Any picture must be dropped, but each line of the data should be duplicated exactly.

(Beginning of Task data)

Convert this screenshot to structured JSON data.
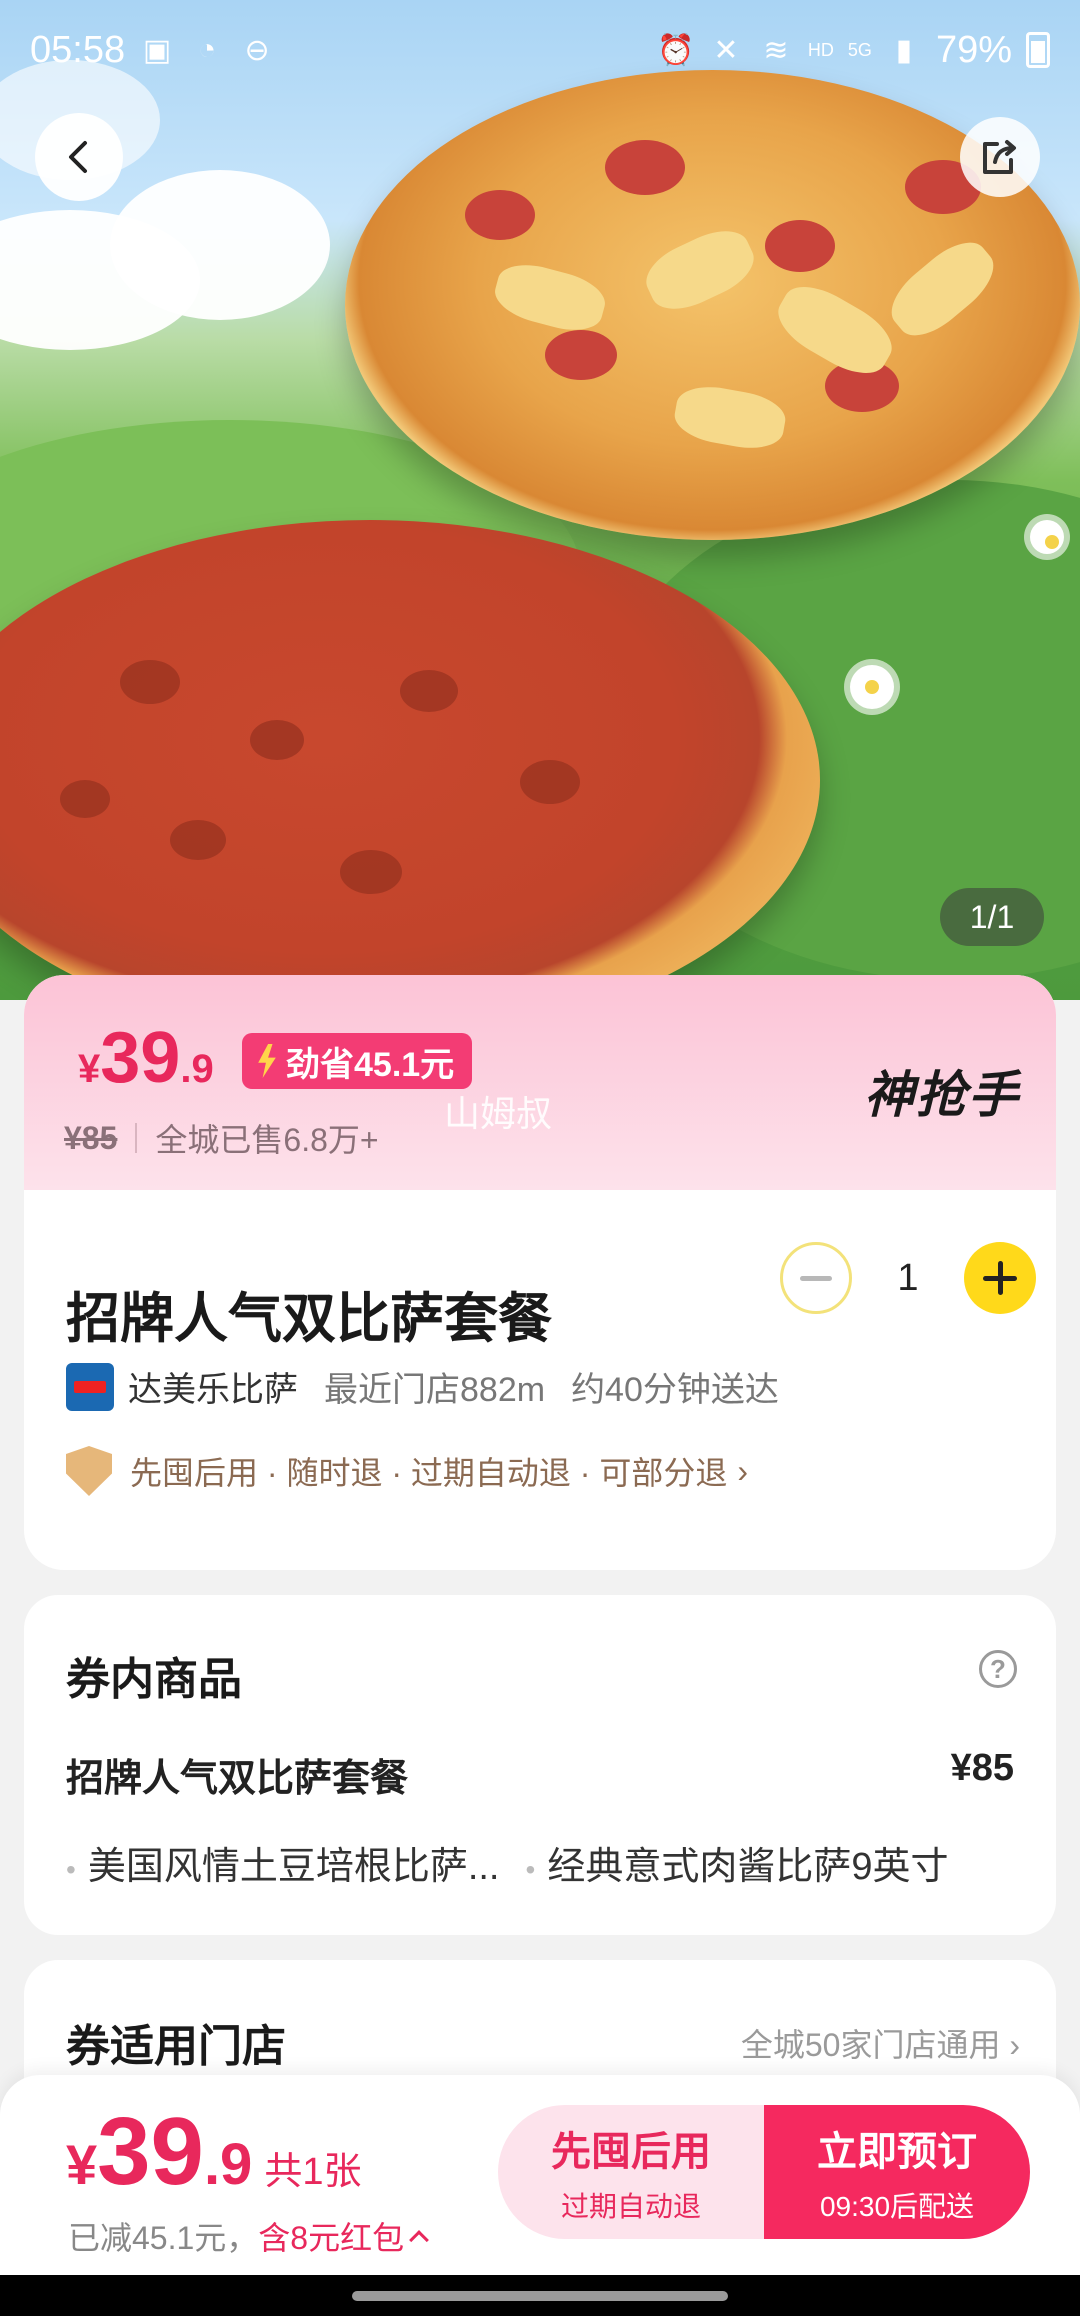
{
  "status_bar": {
    "time": "05:58",
    "battery": "79%",
    "network": "5G",
    "hd": "HD"
  },
  "gallery": {
    "counter": "1/1"
  },
  "promo": {
    "currency": "¥",
    "price_int": "39",
    "price_dec": ".9",
    "save_badge": "劲省45.1元",
    "original_price": "¥85",
    "sold_text": "全城已售6.8万+",
    "brand_mark": "神抢手",
    "watermark": "山姆叔"
  },
  "product": {
    "title": "招牌人气双比萨套餐",
    "quantity": "1",
    "store_name": "达美乐比萨",
    "nearest_store": "最近门店882m",
    "delivery_time": "约40分钟送达",
    "policy": "先囤后用 · 随时退 · 过期自动退 · 可部分退"
  },
  "voucher_items": {
    "title": "券内商品",
    "help": "?",
    "item_name": "招牌人气双比萨套餐",
    "item_price": "¥85",
    "sub_items": [
      "美国风情土豆培根比萨...",
      "经典意式肉酱比萨9英寸"
    ]
  },
  "stores": {
    "title": "券适用门店",
    "link": "全城50家门店通用"
  },
  "bottom_bar": {
    "currency": "¥",
    "price_int": "39",
    "price_dec": ".9",
    "count": "共1张",
    "discount_text": "已减45.1元，",
    "red_packet": "含8元红包",
    "later_main": "先囤后用",
    "later_sub": "过期自动退",
    "book_main": "立即预订",
    "book_sub": "09:30后配送"
  },
  "colors": {
    "accent": "#e8285c",
    "button": "#f5295f",
    "stepper_plus": "#ffd91a"
  }
}
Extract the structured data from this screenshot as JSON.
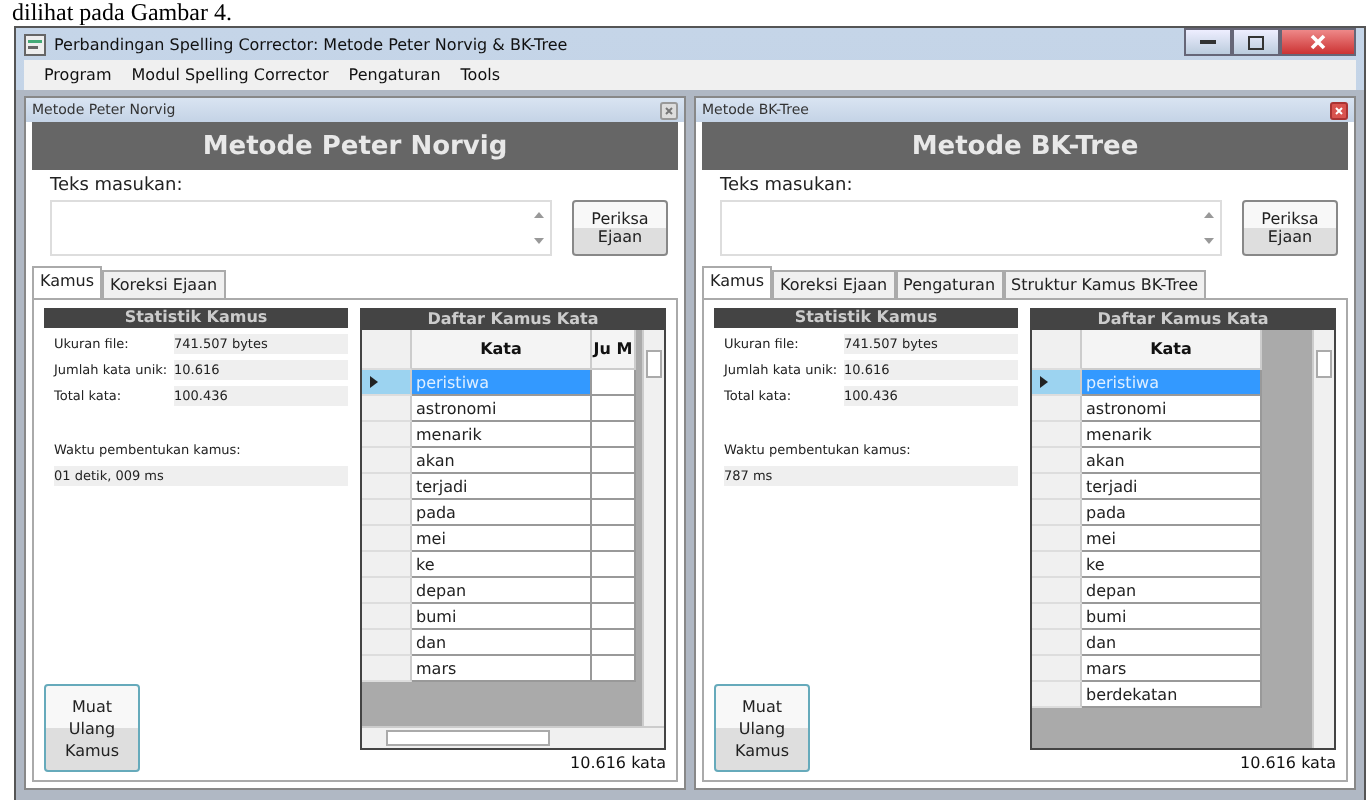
{
  "document_caption": "dilihat pada Gambar 4.",
  "window": {
    "title": "Perbandingan Spelling Corrector: Metode Peter Norvig & BK-Tree"
  },
  "menu": [
    "Program",
    "Modul Spelling Corrector",
    "Pengaturan",
    "Tools"
  ],
  "panels": [
    {
      "caption": "Metode Peter Norvig",
      "active": false,
      "heading": "Metode Peter Norvig",
      "input_label": "Teks masukan:",
      "check_button": "Periksa Ejaan",
      "tabs": [
        {
          "label": "Kamus",
          "selected": true
        },
        {
          "label": "Koreksi Ejaan",
          "selected": false
        }
      ],
      "stats_title": "Statistik Kamus",
      "stats": [
        {
          "label": "Ukuran file:",
          "value": "741.507 bytes"
        },
        {
          "label": "Jumlah kata unik:",
          "value": "10.616"
        },
        {
          "label": "Total kata:",
          "value": "100.436"
        }
      ],
      "build_time_label": "Waktu pembentukan kamus:",
      "build_time": "01 detik, 009 ms",
      "list_title": "Daftar Kamus Kata",
      "columns": [
        "Kata",
        "Ju M"
      ],
      "horizontal_scrollbar": true,
      "rows": [
        {
          "word": "peristiwa",
          "selected": true
        },
        {
          "word": "astronomi",
          "selected": false
        },
        {
          "word": "menarik",
          "selected": false
        },
        {
          "word": "akan",
          "selected": false
        },
        {
          "word": "terjadi",
          "selected": false
        },
        {
          "word": "pada",
          "selected": false
        },
        {
          "word": "mei",
          "selected": false
        },
        {
          "word": "ke",
          "selected": false
        },
        {
          "word": "depan",
          "selected": false
        },
        {
          "word": "bumi",
          "selected": false
        },
        {
          "word": "dan",
          "selected": false
        },
        {
          "word": "mars",
          "selected": false
        }
      ],
      "count": "10.616 kata",
      "reload_button": "Muat Ulang Kamus"
    },
    {
      "caption": "Metode BK-Tree",
      "active": true,
      "heading": "Metode BK-Tree",
      "input_label": "Teks masukan:",
      "check_button": "Periksa Ejaan",
      "tabs": [
        {
          "label": "Kamus",
          "selected": true
        },
        {
          "label": "Koreksi Ejaan",
          "selected": false
        },
        {
          "label": "Pengaturan",
          "selected": false
        },
        {
          "label": "Struktur Kamus BK-Tree",
          "selected": false
        }
      ],
      "stats_title": "Statistik Kamus",
      "stats": [
        {
          "label": "Ukuran file:",
          "value": "741.507 bytes"
        },
        {
          "label": "Jumlah kata unik:",
          "value": "10.616"
        },
        {
          "label": "Total kata:",
          "value": "100.436"
        }
      ],
      "build_time_label": "Waktu pembentukan kamus:",
      "build_time": "787 ms",
      "list_title": "Daftar Kamus Kata",
      "columns": [
        "Kata"
      ],
      "horizontal_scrollbar": false,
      "rows": [
        {
          "word": "peristiwa",
          "selected": true
        },
        {
          "word": "astronomi",
          "selected": false
        },
        {
          "word": "menarik",
          "selected": false
        },
        {
          "word": "akan",
          "selected": false
        },
        {
          "word": "terjadi",
          "selected": false
        },
        {
          "word": "pada",
          "selected": false
        },
        {
          "word": "mei",
          "selected": false
        },
        {
          "word": "ke",
          "selected": false
        },
        {
          "word": "depan",
          "selected": false
        },
        {
          "word": "bumi",
          "selected": false
        },
        {
          "word": "dan",
          "selected": false
        },
        {
          "word": "mars",
          "selected": false
        },
        {
          "word": "berdekatan",
          "selected": false
        }
      ],
      "count": "10.616 kata",
      "reload_button": "Muat Ulang Kamus"
    }
  ]
}
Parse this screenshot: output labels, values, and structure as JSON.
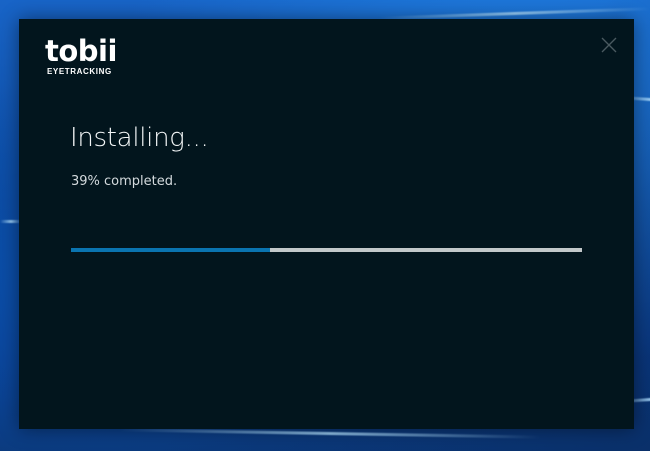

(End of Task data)

• **Your response**:
Convert this screenshot to structured JSON data.
{
  "status_bar": {
    "time": "05:58",
    "battery": "79%",
    "network": "5G",
    "hd": "HD"
  },
  "gallery": {
    "counter": "1/1"
  },
  "promo": {
    "currency": "¥",
    "price_int": "39",
    "price_dec": ".9",
    "save_badge": "劲省45.1元",
    "original_price": "¥85",
    "sold_text": "全城已售6.8万+",
    "brand_mark": "神抢手",
    "watermark": "山姆叔"
  },
  "product": {
    "title": "招牌人气双比萨套餐",
    "quantity": "1",
    "store_name": "达美乐比萨",
    "nearest_store": "最近门店882m",
    "delivery_time": "约40分钟送达",
    "policy": "先囤后用 · 随时退 · 过期自动退 · 可部分退"
  },
  "voucher_items": {
    "title": "券内商品",
    "help": "?",
    "item_name": "招牌人气双比萨套餐",
    "item_price": "¥85",
    "sub_items": [
      "美国风情土豆培根比萨...",
      "经典意式肉酱比萨9英寸"
    ]
  },
  "stores": {
    "title": "券适用门店",
    "link": "全城50家门店通用"
  },
  "bottom_bar": {
    "currency": "¥",
    "price_int": "39",
    "price_dec": ".9",
    "count": "共1张",
    "discount_text": "已减45.1元，",
    "red_packet": "含8元红包",
    "later_main": "先囤后用",
    "later_sub": "过期自动退",
    "book_main": "立即预订",
    "book_sub": "09:30后配送"
  },
  "colors": {
    "accent": "#e8285c",
    "button": "#f5295f",
    "stepper_plus": "#ffd91a"
  }
}
Extract the structured data from this screenshot as JSON.
{
  "document_caption": "dilihat pada Gambar 4.",
  "window": {
    "title": "Perbandingan Spelling Corrector: Metode Peter Norvig & BK-Tree"
  },
  "menu": [
    "Program",
    "Modul Spelling Corrector",
    "Pengaturan",
    "Tools"
  ],
  "panels": [
    {
      "caption": "Metode Peter Norvig",
      "active": false,
      "heading": "Metode Peter Norvig",
      "input_label": "Teks masukan:",
      "check_button": "Periksa Ejaan",
      "tabs": [
        {
          "label": "Kamus",
          "selected": true
        },
        {
          "label": "Koreksi Ejaan",
          "selected": false
        }
      ],
      "stats_title": "Statistik Kamus",
      "stats": [
        {
          "label": "Ukuran file:",
          "value": "741.507 bytes"
        },
        {
          "label": "Jumlah kata unik:",
          "value": "10.616"
        },
        {
          "label": "Total kata:",
          "value": "100.436"
        }
      ],
      "build_time_label": "Waktu pembentukan kamus:",
      "build_time": "01 detik, 009 ms",
      "list_title": "Daftar Kamus Kata",
      "columns": [
        "Kata",
        "Ju M"
      ],
      "horizontal_scrollbar": true,
      "rows": [
        {
          "word": "peristiwa",
          "selected": true
        },
        {
          "word": "astronomi",
          "selected": false
        },
        {
          "word": "menarik",
          "selected": false
        },
        {
          "word": "akan",
          "selected": false
        },
        {
          "word": "terjadi",
          "selected": false
        },
        {
          "word": "pada",
          "selected": false
        },
        {
          "word": "mei",
          "selected": false
        },
        {
          "word": "ke",
          "selected": false
        },
        {
          "word": "depan",
          "selected": false
        },
        {
          "word": "bumi",
          "selected": false
        },
        {
          "word": "dan",
          "selected": false
        },
        {
          "word": "mars",
          "selected": false
        }
      ],
      "count": "10.616 kata",
      "reload_button": "Muat Ulang Kamus"
    },
    {
      "caption": "Metode BK-Tree",
      "active": true,
      "heading": "Metode BK-Tree",
      "input_label": "Teks masukan:",
      "check_button": "Periksa Ejaan",
      "tabs": [
        {
          "label": "Kamus",
          "selected": true
        },
        {
          "label": "Koreksi Ejaan",
          "selected": false
        },
        {
          "label": "Pengaturan",
          "selected": false
        },
        {
          "label": "Struktur Kamus BK-Tree",
          "selected": false
        }
      ],
      "stats_title": "Statistik Kamus",
      "stats": [
        {
          "label": "Ukuran file:",
          "value": "741.507 bytes"
        },
        {
          "label": "Jumlah kata unik:",
          "value": "10.616"
        },
        {
          "label": "Total kata:",
          "value": "100.436"
        }
      ],
      "build_time_label": "Waktu pembentukan kamus:",
      "build_time": "787 ms",
      "list_title": "Daftar Kamus Kata",
      "columns": [
        "Kata"
      ],
      "horizontal_scrollbar": false,
      "rows": [
        {
          "word": "peristiwa",
          "selected": true
        },
        {
          "word": "astronomi",
          "selected": false
        },
        {
          "word": "menarik",
          "selected": false
        },
        {
          "word": "akan",
          "selected": false
        },
        {
          "word": "terjadi",
          "selected": false
        },
        {
          "word": "pada",
          "selected": false
        },
        {
          "word": "mei",
          "selected": false
        },
        {
          "word": "ke",
          "selected": false
        },
        {
          "word": "depan",
          "selected": false
        },
        {
          "word": "bumi",
          "selected": false
        },
        {
          "word": "dan",
          "selected": false
        },
        {
          "word": "mars",
          "selected": false
        },
        {
          "word": "berdekatan",
          "selected": false
        }
      ],
      "count": "10.616 kata",
      "reload_button": "Muat Ulang Kamus"
    }
  ]
}
Parse this screenshot: output labels, values, and structure as JSON.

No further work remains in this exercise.